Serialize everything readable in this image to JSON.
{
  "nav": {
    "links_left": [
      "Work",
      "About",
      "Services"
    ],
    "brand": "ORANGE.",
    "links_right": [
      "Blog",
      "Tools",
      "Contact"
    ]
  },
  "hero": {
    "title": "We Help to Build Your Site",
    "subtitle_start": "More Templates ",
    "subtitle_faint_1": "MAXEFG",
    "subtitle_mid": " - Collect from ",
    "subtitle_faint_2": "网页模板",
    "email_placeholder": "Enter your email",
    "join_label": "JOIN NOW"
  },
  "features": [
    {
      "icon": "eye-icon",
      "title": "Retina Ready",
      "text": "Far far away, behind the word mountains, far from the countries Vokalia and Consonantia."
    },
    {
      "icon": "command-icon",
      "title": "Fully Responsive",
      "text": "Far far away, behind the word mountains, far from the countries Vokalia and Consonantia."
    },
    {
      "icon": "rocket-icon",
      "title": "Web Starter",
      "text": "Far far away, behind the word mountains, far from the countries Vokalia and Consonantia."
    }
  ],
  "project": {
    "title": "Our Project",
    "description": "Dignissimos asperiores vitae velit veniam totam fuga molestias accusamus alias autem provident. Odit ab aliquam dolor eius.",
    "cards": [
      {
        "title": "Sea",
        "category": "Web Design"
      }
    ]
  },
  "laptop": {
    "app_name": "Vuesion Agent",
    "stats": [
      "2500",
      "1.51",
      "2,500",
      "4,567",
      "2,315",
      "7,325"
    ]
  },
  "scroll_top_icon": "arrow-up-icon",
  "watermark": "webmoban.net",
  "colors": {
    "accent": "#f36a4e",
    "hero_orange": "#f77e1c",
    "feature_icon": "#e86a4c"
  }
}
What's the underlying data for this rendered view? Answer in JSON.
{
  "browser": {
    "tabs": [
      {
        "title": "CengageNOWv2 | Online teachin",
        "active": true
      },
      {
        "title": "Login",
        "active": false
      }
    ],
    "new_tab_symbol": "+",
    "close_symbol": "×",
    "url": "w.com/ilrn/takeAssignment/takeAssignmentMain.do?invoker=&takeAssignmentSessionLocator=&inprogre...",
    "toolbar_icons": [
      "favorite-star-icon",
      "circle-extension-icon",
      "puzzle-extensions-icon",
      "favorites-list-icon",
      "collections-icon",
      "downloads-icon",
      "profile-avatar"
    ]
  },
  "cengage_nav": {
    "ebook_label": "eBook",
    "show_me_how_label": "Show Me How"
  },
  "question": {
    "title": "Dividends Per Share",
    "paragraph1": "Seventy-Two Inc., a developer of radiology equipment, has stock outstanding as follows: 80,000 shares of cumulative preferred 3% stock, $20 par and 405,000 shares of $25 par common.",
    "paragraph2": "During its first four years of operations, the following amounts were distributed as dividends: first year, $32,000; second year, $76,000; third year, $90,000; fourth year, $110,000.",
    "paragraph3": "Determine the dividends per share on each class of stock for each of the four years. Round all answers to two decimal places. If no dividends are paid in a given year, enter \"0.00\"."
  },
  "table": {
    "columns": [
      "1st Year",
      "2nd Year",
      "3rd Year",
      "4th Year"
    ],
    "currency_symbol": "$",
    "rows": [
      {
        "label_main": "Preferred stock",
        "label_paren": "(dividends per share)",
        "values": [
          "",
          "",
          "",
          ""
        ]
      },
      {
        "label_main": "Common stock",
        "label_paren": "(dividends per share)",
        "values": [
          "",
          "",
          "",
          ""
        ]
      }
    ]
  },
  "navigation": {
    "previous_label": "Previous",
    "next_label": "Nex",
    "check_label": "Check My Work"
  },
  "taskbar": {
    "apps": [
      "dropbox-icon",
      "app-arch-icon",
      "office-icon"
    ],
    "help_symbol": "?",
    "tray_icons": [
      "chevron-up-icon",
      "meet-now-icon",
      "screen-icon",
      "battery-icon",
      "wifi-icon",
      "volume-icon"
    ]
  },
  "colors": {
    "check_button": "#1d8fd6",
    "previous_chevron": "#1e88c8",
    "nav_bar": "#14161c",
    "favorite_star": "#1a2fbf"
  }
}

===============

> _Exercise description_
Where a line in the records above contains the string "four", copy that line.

> _Exercise output_
    "paragraph2": "During its first four years of operations, the following amounts were distributed as dividends: first year, $32,000; second year, $76,000; third year, $90,000; fourth year, $110,000.",
    "paragraph3": "Determine the dividends per share on each class of stock for each of the four years. Round all answers to two decimal places. If no dividends are paid in a given year, enter \"0.00\"."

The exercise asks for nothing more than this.